Most UC is diagnosed at an early stage, and the purpose of early treatment of MIUC is to reduce the risk of disease recurrence or spread to other parts of the body. However, the recurrence rate and disease progression rate are high. More than 50% of MIUC patients will experience disease recurrence after radical surgery, requiring more postoperative treatment options. For patients with recurrence and metastatic cancer, the prognosis is poor. When systemic treatment is used, the median overall survival is about 12-24 months.
It is worth mentioning that CheckMate-274 is the first and only phase 3 trial, showing that in patients with muscle invasive urothelial carcinoma (MIUC) who are at high risk of recurrence after radical surgery, an immunotherapy is used for Adjuvant (postoperative) treatment reduces the risk of disease recurrence.
By transferring immunotherapy to the early stages of cancer, there is an opportunity to interrupt the course of the disease, reduce recurrence, and bring a better prognosis for patients. So far, Opdivo-based treatment programs have shown efficacy in 4 phase 3 clinical trials for the treatment of early-stage cancers, including adjuvant (postoperative) treatment of bladder cancer, melanoma, esophagus/gastroesophageal junction cancer, and non- Small Cell Lung Cancer.
Opdivo is a programmed death-1 (PD-1) immune checkpoint inhibitor, designed to uniquely use the body’s own immune system to help restore anti-tumor immunity by blocking the interaction between PD-1 and its ligands answer. Opdivo was the first to be approved in Japan in July 2014. It is the world’s first PD-1 immunotherapy approved for melanoma. By using the body’s own immune system to fight cancer, Opdivo has become an important treatment option for a variety of cancers.

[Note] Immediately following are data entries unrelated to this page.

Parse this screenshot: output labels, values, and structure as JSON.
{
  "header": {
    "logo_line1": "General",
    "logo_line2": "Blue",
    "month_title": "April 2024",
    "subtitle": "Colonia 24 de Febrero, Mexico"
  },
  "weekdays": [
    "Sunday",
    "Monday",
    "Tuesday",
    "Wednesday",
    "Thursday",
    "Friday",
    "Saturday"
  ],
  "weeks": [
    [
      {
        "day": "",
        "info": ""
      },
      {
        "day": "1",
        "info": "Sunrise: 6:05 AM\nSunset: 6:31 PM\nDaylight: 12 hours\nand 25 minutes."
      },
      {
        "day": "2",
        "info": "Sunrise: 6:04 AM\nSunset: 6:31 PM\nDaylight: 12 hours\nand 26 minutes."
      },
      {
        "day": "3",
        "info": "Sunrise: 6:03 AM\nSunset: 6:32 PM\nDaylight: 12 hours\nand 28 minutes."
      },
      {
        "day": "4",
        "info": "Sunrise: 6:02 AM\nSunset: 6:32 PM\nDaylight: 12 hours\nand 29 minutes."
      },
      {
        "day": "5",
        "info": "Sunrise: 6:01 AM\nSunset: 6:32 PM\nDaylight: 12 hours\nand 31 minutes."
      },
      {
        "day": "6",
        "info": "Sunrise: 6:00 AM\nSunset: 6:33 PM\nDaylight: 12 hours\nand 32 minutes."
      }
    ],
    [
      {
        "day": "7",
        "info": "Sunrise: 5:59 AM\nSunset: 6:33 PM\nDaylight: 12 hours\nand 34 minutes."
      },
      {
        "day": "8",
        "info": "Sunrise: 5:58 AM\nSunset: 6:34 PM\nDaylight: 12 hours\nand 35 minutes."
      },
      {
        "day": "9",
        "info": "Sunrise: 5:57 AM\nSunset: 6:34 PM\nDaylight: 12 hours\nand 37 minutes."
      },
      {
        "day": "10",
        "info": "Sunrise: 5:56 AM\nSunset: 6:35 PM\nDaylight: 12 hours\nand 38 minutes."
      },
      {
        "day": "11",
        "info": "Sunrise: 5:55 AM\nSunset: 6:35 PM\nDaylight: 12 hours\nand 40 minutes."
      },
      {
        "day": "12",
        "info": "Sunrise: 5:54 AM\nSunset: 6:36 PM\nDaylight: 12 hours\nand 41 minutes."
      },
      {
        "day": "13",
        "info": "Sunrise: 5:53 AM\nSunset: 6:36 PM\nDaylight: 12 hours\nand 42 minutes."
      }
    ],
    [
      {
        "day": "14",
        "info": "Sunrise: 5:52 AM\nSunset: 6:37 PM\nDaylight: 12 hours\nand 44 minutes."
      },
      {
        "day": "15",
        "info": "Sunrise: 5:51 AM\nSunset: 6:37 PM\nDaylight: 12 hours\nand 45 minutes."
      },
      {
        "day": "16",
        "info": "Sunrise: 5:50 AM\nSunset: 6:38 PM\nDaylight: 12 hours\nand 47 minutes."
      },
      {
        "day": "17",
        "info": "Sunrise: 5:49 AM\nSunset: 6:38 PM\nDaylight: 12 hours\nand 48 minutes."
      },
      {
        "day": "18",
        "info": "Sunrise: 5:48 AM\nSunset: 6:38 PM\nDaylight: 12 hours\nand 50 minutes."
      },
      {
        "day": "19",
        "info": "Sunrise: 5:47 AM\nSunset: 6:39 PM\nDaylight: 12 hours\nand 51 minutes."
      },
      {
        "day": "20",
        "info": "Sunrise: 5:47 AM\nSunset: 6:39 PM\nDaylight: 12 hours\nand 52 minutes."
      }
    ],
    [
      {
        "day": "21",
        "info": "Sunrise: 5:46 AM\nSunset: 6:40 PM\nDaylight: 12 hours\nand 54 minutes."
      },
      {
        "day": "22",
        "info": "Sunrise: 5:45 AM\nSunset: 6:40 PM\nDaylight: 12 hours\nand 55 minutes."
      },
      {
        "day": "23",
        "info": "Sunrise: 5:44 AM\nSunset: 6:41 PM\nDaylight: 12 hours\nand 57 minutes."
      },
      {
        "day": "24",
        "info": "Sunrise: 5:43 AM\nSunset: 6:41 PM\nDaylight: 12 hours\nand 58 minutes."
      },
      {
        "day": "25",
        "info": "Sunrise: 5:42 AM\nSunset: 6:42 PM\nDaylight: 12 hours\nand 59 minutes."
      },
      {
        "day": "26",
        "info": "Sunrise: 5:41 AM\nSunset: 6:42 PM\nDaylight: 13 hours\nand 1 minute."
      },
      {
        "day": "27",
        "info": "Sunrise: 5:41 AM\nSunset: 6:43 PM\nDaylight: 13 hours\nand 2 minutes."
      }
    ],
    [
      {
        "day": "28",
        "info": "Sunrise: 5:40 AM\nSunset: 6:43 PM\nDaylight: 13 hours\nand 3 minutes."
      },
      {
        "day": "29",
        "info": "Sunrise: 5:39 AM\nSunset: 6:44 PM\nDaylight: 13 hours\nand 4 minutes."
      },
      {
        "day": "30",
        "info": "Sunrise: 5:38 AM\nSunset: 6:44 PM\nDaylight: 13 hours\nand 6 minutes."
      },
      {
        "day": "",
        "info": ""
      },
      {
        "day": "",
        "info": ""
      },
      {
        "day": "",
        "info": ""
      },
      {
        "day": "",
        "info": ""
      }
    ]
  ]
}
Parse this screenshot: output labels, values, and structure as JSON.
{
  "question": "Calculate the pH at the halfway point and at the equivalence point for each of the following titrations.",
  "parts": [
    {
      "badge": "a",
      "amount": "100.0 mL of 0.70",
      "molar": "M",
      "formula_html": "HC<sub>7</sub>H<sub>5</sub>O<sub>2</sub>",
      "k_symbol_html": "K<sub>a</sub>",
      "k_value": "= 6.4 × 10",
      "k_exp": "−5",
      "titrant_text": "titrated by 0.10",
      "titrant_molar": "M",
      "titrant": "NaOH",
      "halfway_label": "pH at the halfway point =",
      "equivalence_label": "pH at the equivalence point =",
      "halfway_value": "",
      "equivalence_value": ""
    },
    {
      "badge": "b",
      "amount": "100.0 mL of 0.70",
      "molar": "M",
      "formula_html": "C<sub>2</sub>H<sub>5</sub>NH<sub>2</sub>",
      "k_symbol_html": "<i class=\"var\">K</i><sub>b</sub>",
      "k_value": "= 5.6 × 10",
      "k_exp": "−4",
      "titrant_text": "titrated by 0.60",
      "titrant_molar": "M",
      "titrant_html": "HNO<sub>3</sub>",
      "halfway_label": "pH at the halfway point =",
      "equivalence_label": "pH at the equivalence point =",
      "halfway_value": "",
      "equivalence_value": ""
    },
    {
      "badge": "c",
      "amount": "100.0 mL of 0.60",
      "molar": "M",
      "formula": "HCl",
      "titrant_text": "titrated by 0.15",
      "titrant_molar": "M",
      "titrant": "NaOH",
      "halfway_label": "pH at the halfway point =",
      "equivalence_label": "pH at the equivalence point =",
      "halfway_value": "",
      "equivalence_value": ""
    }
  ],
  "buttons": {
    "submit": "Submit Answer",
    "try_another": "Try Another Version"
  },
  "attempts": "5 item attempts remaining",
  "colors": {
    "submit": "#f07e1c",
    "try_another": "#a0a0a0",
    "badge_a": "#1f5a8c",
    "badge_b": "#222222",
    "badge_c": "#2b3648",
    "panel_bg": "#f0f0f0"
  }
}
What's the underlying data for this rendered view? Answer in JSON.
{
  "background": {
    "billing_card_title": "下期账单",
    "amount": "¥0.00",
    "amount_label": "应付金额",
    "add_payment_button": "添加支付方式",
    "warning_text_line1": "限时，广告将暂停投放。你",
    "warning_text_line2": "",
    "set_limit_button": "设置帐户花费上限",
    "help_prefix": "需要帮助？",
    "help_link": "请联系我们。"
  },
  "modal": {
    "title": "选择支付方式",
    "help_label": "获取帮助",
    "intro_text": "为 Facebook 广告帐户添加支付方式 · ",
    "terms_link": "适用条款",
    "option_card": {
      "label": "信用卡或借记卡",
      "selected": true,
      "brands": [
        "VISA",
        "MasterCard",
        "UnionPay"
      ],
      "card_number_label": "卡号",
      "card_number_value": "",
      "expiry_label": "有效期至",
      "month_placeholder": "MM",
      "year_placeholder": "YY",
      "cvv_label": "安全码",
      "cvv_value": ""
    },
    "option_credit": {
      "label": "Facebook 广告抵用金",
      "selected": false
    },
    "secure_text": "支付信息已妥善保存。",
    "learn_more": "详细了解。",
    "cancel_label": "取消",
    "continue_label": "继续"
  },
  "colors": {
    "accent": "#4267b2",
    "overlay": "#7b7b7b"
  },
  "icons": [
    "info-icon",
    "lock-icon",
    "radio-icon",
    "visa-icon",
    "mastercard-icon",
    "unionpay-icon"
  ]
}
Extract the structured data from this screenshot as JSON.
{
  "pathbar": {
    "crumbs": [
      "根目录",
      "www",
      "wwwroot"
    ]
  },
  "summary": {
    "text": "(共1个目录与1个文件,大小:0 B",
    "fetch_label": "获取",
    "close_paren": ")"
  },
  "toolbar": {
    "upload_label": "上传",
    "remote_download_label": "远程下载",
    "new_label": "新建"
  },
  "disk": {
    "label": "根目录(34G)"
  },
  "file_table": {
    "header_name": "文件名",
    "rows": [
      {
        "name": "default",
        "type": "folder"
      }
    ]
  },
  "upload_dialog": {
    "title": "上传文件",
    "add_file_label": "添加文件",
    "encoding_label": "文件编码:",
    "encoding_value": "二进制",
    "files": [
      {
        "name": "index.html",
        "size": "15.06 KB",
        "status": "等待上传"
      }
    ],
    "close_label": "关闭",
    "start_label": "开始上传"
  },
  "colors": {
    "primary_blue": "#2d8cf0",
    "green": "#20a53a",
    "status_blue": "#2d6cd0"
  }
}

In Japan, Ono Pharmaceutical launched Opdivo in September 2014 to treat unresectable melanoma. Since then, Opdivo has been approved in Japan for a variety of cancer indications, including:
(1) unresectable, advanced or recurrent non-small cell lung cancer;
(2) unresectable or metastatic renal cell carcinoma;
(3) recurrent Or refractory classic Hodgkin’s lymphoma;
(4) Recurrent or metastatic head and neck cancer;
(5) Unresectable advanced or recurrent gastric cancer that progressed after chemotherapy;
(6) Unable to progress after chemotherapy Resectable advanced or recurrent malignant pleural mesothelioma;
(7) adjuvant treatment of melanoma;
(8) unresectable advanced or recurrent esophageal cancer;
(9) unresectable advanced or recurrent microsatellite instability (MSI) -H) Colorectal cancer.
Ono Pharmaceuticals is the original developer of Opdivo. The company entered into a cooperation with Bristol-Myers Squibb in 2011 to authorize Bristol-Myers Squibb’s Opdivo development and commercialization rights except Japan, South Korea, and Taiwan. In July 2014, the two parties further expanded their strategic cooperation to develop and commercialize a variety of immunotherapies (including single-drug and combination therapies) for cancer patients in Japan, South Korea, and Taiwan. Up to now, Opdivo has been approved in more than 60 countries including Japan, South Korea, China, the United States and the European Union.
(source:internet, reference only)